Putting a white, Tory-voting man on a diversity panel is going to be seen by some as a bit of a joke. I mean, even if we ignore the fact that this is the stereotypical senior position holder, soon enough the head of our government is going to be someone sharing those exact characteristics.
But Geoff Norcott was not appointed to the BBC’s diversity and inclusion group because of these factors. No, it was his working class background which qualified him to be there. And qualified he is – influential people are five times more likely to have been privately educated than the rest of us, making working class representation a more than justified priority.
So no, I’m not here to criticise this particular choice of group member.

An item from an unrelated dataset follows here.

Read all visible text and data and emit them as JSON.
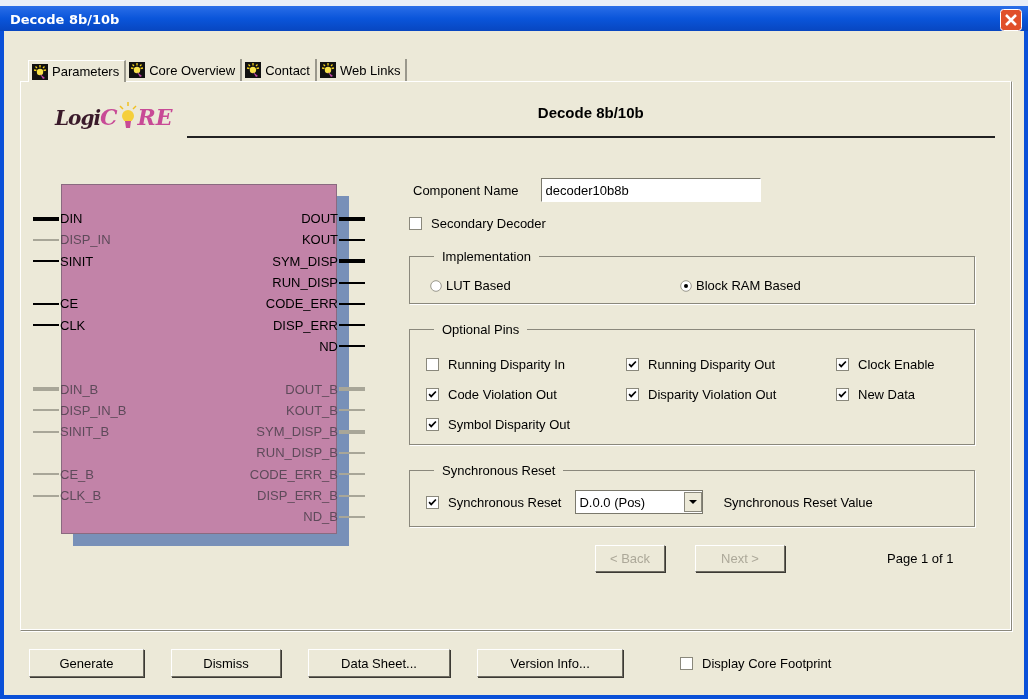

In fact, I’m not sure if the way he votes is of much relevance when considering his eligibility to represent a section of diversity in the UK.
What I’m actually confused about in all of this is Norcott’s frustration at the lack of diversity of opinion he sees on comedy panel shows;
“It must seem odd to the comedy-watching public that a 50:50 vote in the country has seemingly played out one way on the small screen. Like you woke up one day in a world where no-one liked Marmite.”
The thing is, it seems to be quite difficult to make a good joke about, to use his metaphor, “liking marmite”. I mean, clearly – when Norcott made it on to Mock The Week, the jokes he made which touched on this did not receive a warm welcome. So perhaps I would be right in saying that in this instance, diversity of opinion isn’t present because of its lack of comedic value rather than any deeper societal issue. The lack of representation of women, people of colour, the LGBTQ community and those with disabilities, on the other hand, is where the real issue of diversity lies. I’m sure Norcott is fully aware of this too, especially if he’s observed, for example, the incremental efforts being made to include more than one woman on the six-person panel of mock the week.
Back to his point, though – Brexiteers are not very well represented on comedy panel shows. However, as Dara O’Briain himself has said;
“Any time somebody [on the right] complains about this, the answer is, go and write some jokes”
And fair do’s to Norcott, he went and did that. To be fair to him, I can’t imagine that his jokes would be nearly as badly received if the vote had swung the other way.
In any case, there are more issues in Norcott’s eyes with regard to the way that he’s treated in the comedy world more generally. He seems to be most bothered by the fact that people tend to stereotype him when they hear his voting stance before they’ve even heard any of his stand up. Since we’re talking about diversity, obviously, it’s not usually a good idea to make judgements about people based on a single part of their identity.
But there is a little sprinkling of hypocrisy there – he’s been quoted in the Torygraph as saying that it’s only “middle class metropolitan types” who vote Labour. Perhaps he hasn’t seen the YouGov statistics which indicate that in fact, class has little to do with voting patterns anymore. Either way, the figures also demonstrate that income is a significant determining factor. I wonder why that is?
I’d just like to touch on this in particular because, well. The Tories don’t exactly treat the working class well. Now obviously Norcott does not have any responsibility to vote any particular way simply because of the class he’s been born into. I’m just stating the facts. The party he advocates for has made welfare cuts to something as important as disability benefits in order to, as they claim, “incentivise” people who are disabled to work. (This is an article which explains why this sort of thinking is so wrong). Norcott actually mentioned that someone expected him to be making jokes mocking those who are disabled in his Edinburgh show a couple years back – this was especially shocking for him because he covered the fact that his own parents are disabled in that very show. Whilst again, I don’t always agree with prejudgement, cuts had been made to disability benefits in the months before his show came out. The party he supported were mocking the rights of disabled people, so in fairness it wouldn’t be all that much of a stretch to think that he might be joining in.
Of course, calling for increased diversity is never a bad thing. And there are Tories who vocalise their opinions in far more harmful ways than Geoff Norcott. I’d just love to hear why he thinks that cutting the welfare of the most vulnerable in society – members of groups who represent the diverse nature of our society – is in any way a good idea for the country.